More pervasive virus testing and further fiscal stimulus is likely needed to revive consumer confidence and foster growth in the U.S. economy, according to Robert Kaplan, president of the Federal Reserve Bank of Dallas.

“Whatever the government says, until the consumer is willing to resume some of their previous activities, this recovery is not going to be as strong as it could be,” Kaplan said Wednesday in an interview on CNBC. “Until they feel more comfortable they’re not going to fully engage in previous activities, and that you can’t legislate, you can’t stimulate with money. That’s behavioral.”
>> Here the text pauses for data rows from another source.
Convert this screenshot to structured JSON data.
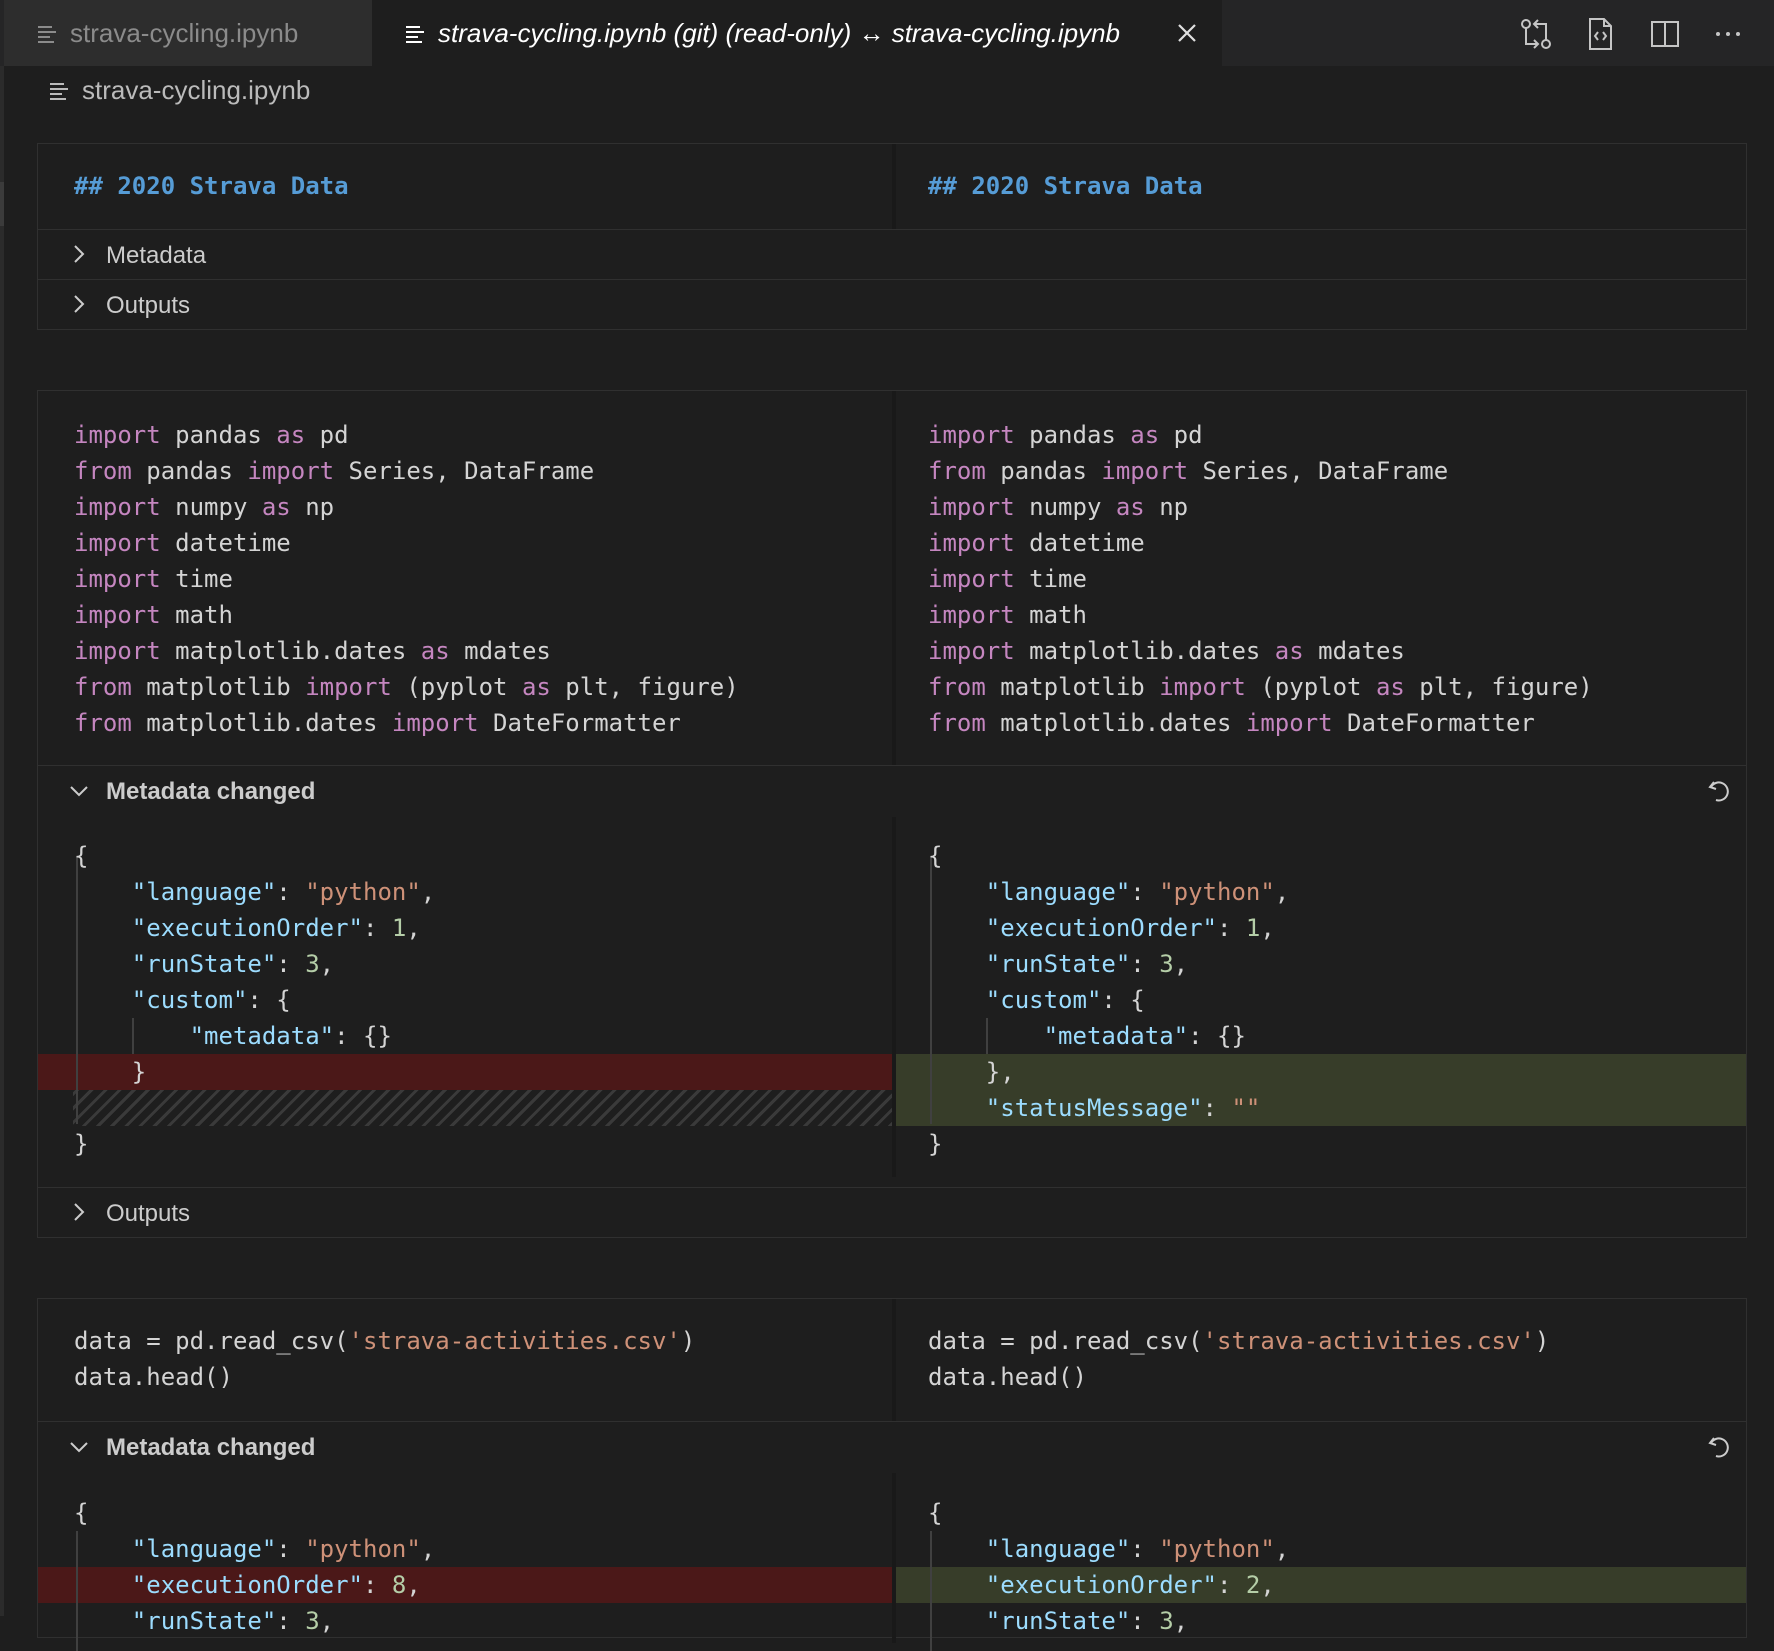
{
  "tabs": [
    {
      "label": "strava-cycling.ipynb"
    },
    {
      "label": "strava-cycling.ipynb (git) (read-only) ↔ strava-cycling.ipynb"
    }
  ],
  "breadcrumb": "strava-cycling.ipynb",
  "cell1": {
    "markdown": "## 2020 Strava Data",
    "rows": [
      "Metadata",
      "Outputs"
    ]
  },
  "cell2": {
    "code": [
      [
        [
          "kw",
          "import"
        ],
        [
          "t",
          " pandas "
        ],
        [
          "kw",
          "as"
        ],
        [
          "t",
          " pd"
        ]
      ],
      [
        [
          "kw",
          "from"
        ],
        [
          "t",
          " pandas "
        ],
        [
          "kw",
          "import"
        ],
        [
          "t",
          " Series, DataFrame"
        ]
      ],
      [
        [
          "kw",
          "import"
        ],
        [
          "t",
          " numpy "
        ],
        [
          "kw",
          "as"
        ],
        [
          "t",
          " np"
        ]
      ],
      [
        [
          "kw",
          "import"
        ],
        [
          "t",
          " datetime"
        ]
      ],
      [
        [
          "kw",
          "import"
        ],
        [
          "t",
          " time"
        ]
      ],
      [
        [
          "kw",
          "import"
        ],
        [
          "t",
          " math"
        ]
      ],
      [
        [
          "kw",
          "import"
        ],
        [
          "t",
          " matplotlib.dates "
        ],
        [
          "kw",
          "as"
        ],
        [
          "t",
          " mdates"
        ]
      ],
      [
        [
          "kw",
          "from"
        ],
        [
          "t",
          " matplotlib "
        ],
        [
          "kw",
          "import"
        ],
        [
          "t",
          " (pyplot "
        ],
        [
          "kw",
          "as"
        ],
        [
          "t",
          " plt, figure)"
        ]
      ],
      [
        [
          "kw",
          "from"
        ],
        [
          "t",
          " matplotlib.dates "
        ],
        [
          "kw",
          "import"
        ],
        [
          "t",
          " DateFormatter"
        ]
      ]
    ],
    "metadata_label": "Metadata changed",
    "outputs_label": "Outputs",
    "meta_left": [
      [
        [
          "t",
          "{"
        ]
      ],
      [
        [
          "t",
          "    "
        ],
        [
          "key",
          "\"language\""
        ],
        [
          "t",
          ": "
        ],
        [
          "str",
          "\"python\""
        ],
        [
          "t",
          ","
        ]
      ],
      [
        [
          "t",
          "    "
        ],
        [
          "key",
          "\"executionOrder\""
        ],
        [
          "t",
          ": "
        ],
        [
          "num",
          "1"
        ],
        [
          "t",
          ","
        ]
      ],
      [
        [
          "t",
          "    "
        ],
        [
          "key",
          "\"runState\""
        ],
        [
          "t",
          ": "
        ],
        [
          "num",
          "3"
        ],
        [
          "t",
          ","
        ]
      ],
      [
        [
          "t",
          "    "
        ],
        [
          "key",
          "\"custom\""
        ],
        [
          "t",
          ": {"
        ]
      ],
      [
        [
          "t",
          "        "
        ],
        [
          "key",
          "\"metadata\""
        ],
        [
          "t",
          ": {}"
        ]
      ],
      [
        [
          "t",
          "    }"
        ]
      ],
      [
        [
          "t",
          ""
        ]
      ],
      [
        [
          "t",
          "}"
        ]
      ]
    ],
    "meta_right": [
      [
        [
          "t",
          "{"
        ]
      ],
      [
        [
          "t",
          "    "
        ],
        [
          "key",
          "\"language\""
        ],
        [
          "t",
          ": "
        ],
        [
          "str",
          "\"python\""
        ],
        [
          "t",
          ","
        ]
      ],
      [
        [
          "t",
          "    "
        ],
        [
          "key",
          "\"executionOrder\""
        ],
        [
          "t",
          ": "
        ],
        [
          "num",
          "1"
        ],
        [
          "t",
          ","
        ]
      ],
      [
        [
          "t",
          "    "
        ],
        [
          "key",
          "\"runState\""
        ],
        [
          "t",
          ": "
        ],
        [
          "num",
          "3"
        ],
        [
          "t",
          ","
        ]
      ],
      [
        [
          "t",
          "    "
        ],
        [
          "key",
          "\"custom\""
        ],
        [
          "t",
          ": {"
        ]
      ],
      [
        [
          "t",
          "        "
        ],
        [
          "key",
          "\"metadata\""
        ],
        [
          "t",
          ": {}"
        ]
      ],
      [
        [
          "t",
          "    },"
        ]
      ],
      [
        [
          "t",
          "    "
        ],
        [
          "key",
          "\"statusMessage\""
        ],
        [
          "t",
          ": "
        ],
        [
          "str",
          "\"\""
        ]
      ],
      [
        [
          "t",
          "}"
        ]
      ]
    ]
  },
  "cell3": {
    "code": [
      [
        [
          "t",
          "data = pd.read_csv("
        ],
        [
          "str",
          "'strava-activities.csv'"
        ],
        [
          "t",
          ")"
        ]
      ],
      [
        [
          "t",
          "data.head()"
        ]
      ]
    ],
    "metadata_label": "Metadata changed",
    "meta_left": [
      [
        [
          "t",
          "{"
        ]
      ],
      [
        [
          "t",
          "    "
        ],
        [
          "key",
          "\"language\""
        ],
        [
          "t",
          ": "
        ],
        [
          "str",
          "\"python\""
        ],
        [
          "t",
          ","
        ]
      ],
      [
        [
          "t",
          "    "
        ],
        [
          "key",
          "\"executionOrder\""
        ],
        [
          "t",
          ": "
        ],
        [
          "num",
          "8"
        ],
        [
          "t",
          ","
        ]
      ],
      [
        [
          "t",
          "    "
        ],
        [
          "key",
          "\"runState\""
        ],
        [
          "t",
          ": "
        ],
        [
          "num",
          "3"
        ],
        [
          "t",
          ","
        ]
      ]
    ],
    "meta_right": [
      [
        [
          "t",
          "{"
        ]
      ],
      [
        [
          "t",
          "    "
        ],
        [
          "key",
          "\"language\""
        ],
        [
          "t",
          ": "
        ],
        [
          "str",
          "\"python\""
        ],
        [
          "t",
          ","
        ]
      ],
      [
        [
          "t",
          "    "
        ],
        [
          "key",
          "\"executionOrder\""
        ],
        [
          "t",
          ": "
        ],
        [
          "num",
          "2"
        ],
        [
          "t",
          ","
        ]
      ],
      [
        [
          "t",
          "    "
        ],
        [
          "key",
          "\"runState\""
        ],
        [
          "t",
          ": "
        ],
        [
          "num",
          "3"
        ],
        [
          "t",
          ","
        ]
      ]
    ]
  }
}
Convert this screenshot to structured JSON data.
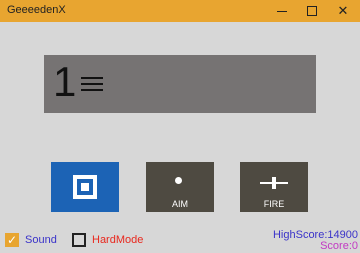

Consumer spending, which accounts for 70 per cent of the U.S. economy, won’t fully come back until people feel comfortable, and that will require more testing and contact tracing, Kaplan said. The Fed may need to do more in terms of monetary policy, but the economy may also need more fiscal stimulus.

“My guess is we are going to need to do more, but my guess is also you’re going to need to do more fiscal action, whether it’s aid to governments or other fiscal action as we go through this,” said Kaplan, a voter on this year’s rate-setting Federal Open Market Committee.

Congress has passed US$3 trillion in stimulus measures and the Fed has announced nine emergency-lending programs to bolster liquidity in key markets and provide loans to states, municipalities and businesses. The House backed an additional US$3 trillion Democratic economic stimulus bill Friday, but calls for more stimulus from Democrats contrast sharply with the view of Republican lawmakers and U.S. President Donald Trump that the best way to revive the economy is to end state lockdowns aimed at containing the pandemic.

Fed Chairman Jerome Powell appeared before lawmakers along with Treasury Secretary Steven Mnuchin Wednesday for a virtual hearing on the progress of stimulus programs already in place. Powell sought to maintain neutrality in the debate over whether Congress should build on the record stimulus but reiterated his stance that more fiscal aid may be needed, while Mnuchin warned of significant harm to the economy if shutdowns are prolonged.